▸ **PROBLEM DESCRIPTION**
The records are to be restated in their entirety, word for word.
======== SOURCE RECORDS
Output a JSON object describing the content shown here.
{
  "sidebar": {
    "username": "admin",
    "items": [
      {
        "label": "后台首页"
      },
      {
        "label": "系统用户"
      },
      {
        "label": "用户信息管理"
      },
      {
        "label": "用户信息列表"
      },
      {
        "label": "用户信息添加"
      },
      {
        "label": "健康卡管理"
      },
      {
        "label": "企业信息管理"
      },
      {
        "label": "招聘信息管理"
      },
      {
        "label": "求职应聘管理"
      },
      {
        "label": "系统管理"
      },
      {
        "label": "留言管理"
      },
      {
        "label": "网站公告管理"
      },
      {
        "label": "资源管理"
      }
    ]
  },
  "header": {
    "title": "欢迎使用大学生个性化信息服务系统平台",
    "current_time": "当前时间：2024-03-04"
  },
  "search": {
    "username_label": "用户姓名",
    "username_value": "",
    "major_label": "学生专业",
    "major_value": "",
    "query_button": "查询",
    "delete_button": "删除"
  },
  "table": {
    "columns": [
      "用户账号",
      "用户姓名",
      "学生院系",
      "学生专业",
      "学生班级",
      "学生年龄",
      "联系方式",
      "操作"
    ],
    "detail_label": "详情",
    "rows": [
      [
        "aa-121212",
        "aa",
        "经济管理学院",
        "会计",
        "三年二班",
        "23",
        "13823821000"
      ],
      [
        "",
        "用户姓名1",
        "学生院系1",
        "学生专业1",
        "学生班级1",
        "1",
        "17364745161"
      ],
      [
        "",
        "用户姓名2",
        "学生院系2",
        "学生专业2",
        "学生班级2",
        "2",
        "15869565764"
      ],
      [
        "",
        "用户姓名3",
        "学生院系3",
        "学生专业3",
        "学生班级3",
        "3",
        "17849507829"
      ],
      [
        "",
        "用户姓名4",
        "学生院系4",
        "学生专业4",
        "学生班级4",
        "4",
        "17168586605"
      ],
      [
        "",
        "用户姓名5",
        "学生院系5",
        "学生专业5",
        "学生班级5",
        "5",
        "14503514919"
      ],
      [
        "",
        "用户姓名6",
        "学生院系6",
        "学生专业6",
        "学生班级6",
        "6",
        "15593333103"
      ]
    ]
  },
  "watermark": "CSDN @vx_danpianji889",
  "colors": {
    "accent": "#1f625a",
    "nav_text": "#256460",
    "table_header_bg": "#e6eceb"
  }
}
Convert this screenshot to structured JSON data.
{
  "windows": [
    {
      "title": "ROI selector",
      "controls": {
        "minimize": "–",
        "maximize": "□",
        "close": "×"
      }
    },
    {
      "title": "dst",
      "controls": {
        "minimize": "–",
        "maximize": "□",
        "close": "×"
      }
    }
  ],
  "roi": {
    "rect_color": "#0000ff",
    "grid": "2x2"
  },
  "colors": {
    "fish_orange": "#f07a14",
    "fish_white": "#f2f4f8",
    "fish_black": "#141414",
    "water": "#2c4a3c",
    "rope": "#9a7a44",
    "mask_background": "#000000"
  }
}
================
▸ **TASK SOLUTION**
Output a JSON object describing the content shown here.
{
  "sidebar": {
    "username": "admin",
    "items": [
      {
        "label": "后台首页"
      },
      {
        "label": "系统用户"
      },
      {
        "label": "用户信息管理"
      },
      {
        "label": "用户信息列表"
      },
      {
        "label": "用户信息添加"
      },
      {
        "label": "健康卡管理"
      },
      {
        "label": "企业信息管理"
      },
      {
        "label": "招聘信息管理"
      },
      {
        "label": "求职应聘管理"
      },
      {
        "label": "系统管理"
      },
      {
        "label": "留言管理"
      },
      {
        "label": "网站公告管理"
      },
      {
        "label": "资源管理"
      }
    ]
  },
  "header": {
    "title": "欢迎使用大学生个性化信息服务系统平台",
    "current_time": "当前时间：2024-03-04"
  },
  "search": {
    "username_label": "用户姓名",
    "username_value": "",
    "major_label": "学生专业",
    "major_value": "",
    "query_button": "查询",
    "delete_button": "删除"
  },
  "table": {
    "columns": [
      "用户账号",
      "用户姓名",
      "学生院系",
      "学生专业",
      "学生班级",
      "学生年龄",
      "联系方式",
      "操作"
    ],
    "detail_label": "详情",
    "rows": [
      [
        "aa-121212",
        "aa",
        "经济管理学院",
        "会计",
        "三年二班",
        "23",
        "13823821000"
      ],
      [
        "",
        "用户姓名1",
        "学生院系1",
        "学生专业1",
        "学生班级1",
        "1",
        "17364745161"
      ],
      [
        "",
        "用户姓名2",
        "学生院系2",
        "学生专业2",
        "学生班级2",
        "2",
        "15869565764"
      ],
      [
        "",
        "用户姓名3",
        "学生院系3",
        "学生专业3",
        "学生班级3",
        "3",
        "17849507829"
      ],
      [
        "",
        "用户姓名4",
        "学生院系4",
        "学生专业4",
        "学生班级4",
        "4",
        "17168586605"
      ],
      [
        "",
        "用户姓名5",
        "学生院系5",
        "学生专业5",
        "学生班级5",
        "5",
        "14503514919"
      ],
      [
        "",
        "用户姓名6",
        "学生院系6",
        "学生专业6",
        "学生班级6",
        "6",
        "15593333103"
      ]
    ]
  },
  "watermark": "CSDN @vx_danpianji889",
  "colors": {
    "accent": "#1f625a",
    "nav_text": "#256460",
    "table_header_bg": "#e6eceb"
  }
}
Convert this screenshot to structured JSON data.
{
  "windows": [
    {
      "title": "ROI selector",
      "controls": {
        "minimize": "–",
        "maximize": "□",
        "close": "×"
      }
    },
    {
      "title": "dst",
      "controls": {
        "minimize": "–",
        "maximize": "□",
        "close": "×"
      }
    }
  ],
  "roi": {
    "rect_color": "#0000ff",
    "grid": "2x2"
  },
  "colors": {
    "fish_orange": "#f07a14",
    "fish_white": "#f2f4f8",
    "fish_black": "#141414",
    "water": "#2c4a3c",
    "rope": "#9a7a44",
    "mask_background": "#000000"
  }
}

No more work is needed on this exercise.